[Opening Input for this task section]

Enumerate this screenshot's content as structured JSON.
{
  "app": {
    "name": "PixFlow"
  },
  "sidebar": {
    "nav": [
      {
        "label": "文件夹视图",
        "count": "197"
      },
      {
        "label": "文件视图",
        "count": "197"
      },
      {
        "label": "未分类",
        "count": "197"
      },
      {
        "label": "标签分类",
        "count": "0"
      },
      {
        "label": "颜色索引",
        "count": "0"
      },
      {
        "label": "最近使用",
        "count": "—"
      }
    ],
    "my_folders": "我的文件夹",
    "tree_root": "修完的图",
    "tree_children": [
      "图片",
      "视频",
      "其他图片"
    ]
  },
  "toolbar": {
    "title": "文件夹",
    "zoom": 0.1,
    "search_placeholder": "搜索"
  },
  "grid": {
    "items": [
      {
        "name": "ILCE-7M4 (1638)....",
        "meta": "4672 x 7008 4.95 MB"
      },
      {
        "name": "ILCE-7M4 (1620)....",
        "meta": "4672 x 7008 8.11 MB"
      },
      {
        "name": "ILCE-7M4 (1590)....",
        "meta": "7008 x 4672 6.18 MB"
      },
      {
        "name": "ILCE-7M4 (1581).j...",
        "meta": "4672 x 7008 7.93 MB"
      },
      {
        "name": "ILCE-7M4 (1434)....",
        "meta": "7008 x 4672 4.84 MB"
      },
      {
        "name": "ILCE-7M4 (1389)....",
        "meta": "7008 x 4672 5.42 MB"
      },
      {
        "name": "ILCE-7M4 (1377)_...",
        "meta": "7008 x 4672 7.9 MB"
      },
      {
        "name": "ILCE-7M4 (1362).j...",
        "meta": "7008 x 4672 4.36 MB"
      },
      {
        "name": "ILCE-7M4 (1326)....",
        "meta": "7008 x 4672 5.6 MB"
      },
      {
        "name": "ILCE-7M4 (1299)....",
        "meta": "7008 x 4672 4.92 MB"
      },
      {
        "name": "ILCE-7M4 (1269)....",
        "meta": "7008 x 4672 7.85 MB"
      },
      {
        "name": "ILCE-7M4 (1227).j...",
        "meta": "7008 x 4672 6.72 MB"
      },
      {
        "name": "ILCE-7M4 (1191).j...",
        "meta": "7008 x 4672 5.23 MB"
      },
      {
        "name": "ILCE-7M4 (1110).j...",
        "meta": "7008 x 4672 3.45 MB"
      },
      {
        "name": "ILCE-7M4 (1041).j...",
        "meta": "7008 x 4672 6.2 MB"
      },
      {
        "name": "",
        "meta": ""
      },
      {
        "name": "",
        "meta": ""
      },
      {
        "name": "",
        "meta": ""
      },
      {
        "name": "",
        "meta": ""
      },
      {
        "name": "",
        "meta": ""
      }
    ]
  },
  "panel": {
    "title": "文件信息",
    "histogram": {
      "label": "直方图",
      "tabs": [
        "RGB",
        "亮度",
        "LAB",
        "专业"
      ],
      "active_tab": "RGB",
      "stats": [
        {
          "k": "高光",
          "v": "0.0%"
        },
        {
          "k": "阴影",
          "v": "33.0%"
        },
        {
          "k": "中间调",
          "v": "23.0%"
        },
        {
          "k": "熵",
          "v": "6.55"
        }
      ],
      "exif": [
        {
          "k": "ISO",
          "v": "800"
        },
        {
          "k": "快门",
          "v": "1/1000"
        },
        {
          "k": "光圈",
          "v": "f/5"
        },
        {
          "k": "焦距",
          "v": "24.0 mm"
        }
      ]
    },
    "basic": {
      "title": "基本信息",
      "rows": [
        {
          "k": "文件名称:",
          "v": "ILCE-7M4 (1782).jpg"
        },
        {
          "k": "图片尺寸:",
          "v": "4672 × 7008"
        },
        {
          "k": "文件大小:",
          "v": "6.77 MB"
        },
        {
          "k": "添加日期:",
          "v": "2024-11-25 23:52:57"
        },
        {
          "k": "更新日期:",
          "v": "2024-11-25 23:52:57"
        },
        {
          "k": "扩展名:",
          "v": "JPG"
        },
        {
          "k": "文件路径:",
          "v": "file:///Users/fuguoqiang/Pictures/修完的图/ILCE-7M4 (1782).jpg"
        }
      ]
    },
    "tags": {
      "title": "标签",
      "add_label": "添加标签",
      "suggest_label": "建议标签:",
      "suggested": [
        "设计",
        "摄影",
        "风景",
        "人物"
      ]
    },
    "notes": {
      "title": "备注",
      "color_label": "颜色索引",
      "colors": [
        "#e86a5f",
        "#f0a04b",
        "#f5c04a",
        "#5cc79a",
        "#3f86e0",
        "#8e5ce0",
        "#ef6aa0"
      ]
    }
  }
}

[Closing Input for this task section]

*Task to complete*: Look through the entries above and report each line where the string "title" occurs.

*Answer space*:
    "title": "文件夹",
    "title": "文件信息",
      "title": "基本信息",
      "title": "标签",
      "title": "备注",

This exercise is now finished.